When Apple released its earnings report for the holiday quarter on Tuesday after market close, there were few real surprises. After all, the company had already warned shareholders that holiday sales hadn’t been as good as previously expected. And while that was in fact the case – overall sales declined by 4.5 percent compared to the same period of last year – there were still plenty of positives to take away from Apple’s latest results. 

First of all, the company reported the highest earnings per share in its history at $4.18, indicating that while it may have trouble keeping up the growth of recent years, Apple remains incredibly profitable. Secondly, the disappointing result in terms of sales can be traced back almost entirely to weaker-than-expected iPhone sales. Every other aspect of Apple’s business, that includes the previously struggling iPad and Mac categories, grew by a significant margin. According to yesterday’s earnings call, several factors contributed to the iPhone’s weakness last quarter: a strong dollar increased prices even further in many developing countries, lower carrier subsidies also make iPhones seem more expensive and Apple’s battery replacement program convinced many iPhone users to hold on to their device just a little longer. 

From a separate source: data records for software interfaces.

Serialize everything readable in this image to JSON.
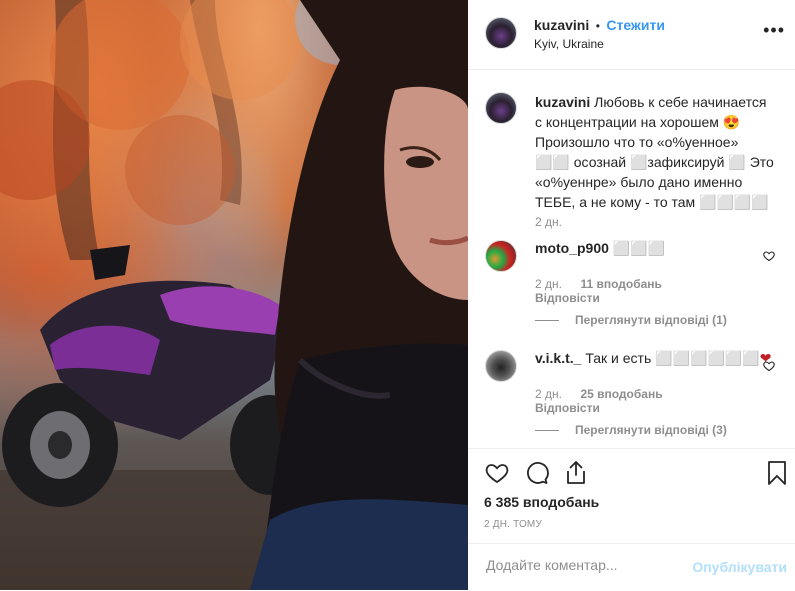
{
  "header": {
    "username": "kuzavini",
    "dot": "•",
    "follow_label": "Стежити",
    "location": "Kyiv, Ukraine",
    "more": "•••"
  },
  "caption": {
    "username": "kuzavini",
    "text": "Любовь к себе начинается с концентрации на хорошем 😍 Произошло что то «о%уенное» ⬜⬜ осознай ⬜зафиксируй ⬜ Это «о%уеннре» было дано именно ТЕБЕ, а не кому - то там ⬜⬜⬜⬜",
    "age": "2 дн."
  },
  "comments": [
    {
      "username": "moto_p900",
      "text": "⬜⬜⬜",
      "age": "2 дн.",
      "likes": "11 вподобань",
      "reply_label": "Відповісти",
      "view_replies": "Переглянути відповіді (1)"
    },
    {
      "username": "v.i.k.t._",
      "text": "Так и есть ⬜⬜⬜⬜⬜⬜❤",
      "age": "2 дн.",
      "likes": "25 вподобань",
      "reply_label": "Відповісти",
      "view_replies": "Переглянути відповіді (3)"
    }
  ],
  "actions": {
    "likes": "6 385 вподобань",
    "time": "2 дн. тому"
  },
  "add_comment": {
    "placeholder": "Додайте коментар...",
    "post_label": "Опублікувати"
  },
  "colors": {
    "accent": "#3897f0",
    "muted": "#8e8e8e",
    "heart_red": "#c21f28"
  },
  "icons": [
    "more-options-icon",
    "like-heart-icon",
    "comment-icon",
    "share-icon",
    "bookmark-icon",
    "comment-like-icon"
  ]
}
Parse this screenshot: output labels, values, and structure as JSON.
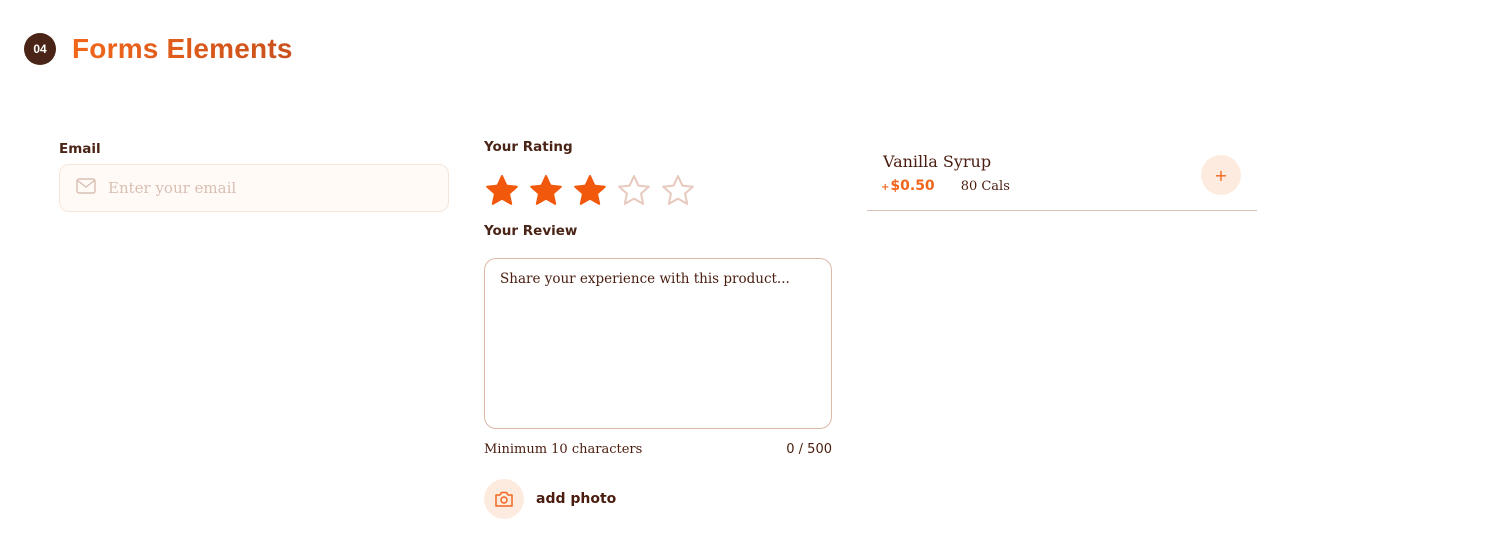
{
  "section": {
    "number": "04",
    "title": "Forms Elements"
  },
  "email": {
    "label": "Email",
    "placeholder": "Enter your email"
  },
  "rating": {
    "label": "Your Rating",
    "value": 3,
    "max": 5
  },
  "review": {
    "label": "Your Review",
    "placeholder": "Share your experience with this product...",
    "hint": "Minimum 10 characters",
    "counter": "0 / 500"
  },
  "photo": {
    "label": "add photo"
  },
  "addon": {
    "name": "Vanilla Syrup",
    "plus_sign": "+",
    "price": "$0.50",
    "calories": "80 Cals",
    "add_symbol": "+"
  },
  "colors": {
    "accent": "#f2580c",
    "dark_brown": "#4a2416",
    "star_empty": "#e8c9bd",
    "soft_peach": "#fdebe0"
  },
  "icons": {
    "email": "mail-icon",
    "photo": "camera-icon",
    "star": "star-icon"
  }
}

As the following chart illustrates, a great result from Apple’s “other products” segment, now renamed “wearables, home and accessories” and good to very good results from Mac, iPad and services weren’t enough to offset the weakness in iPhone sales. After all, the iPhone still accounts for more than 60 percent of Apple’s total revenue.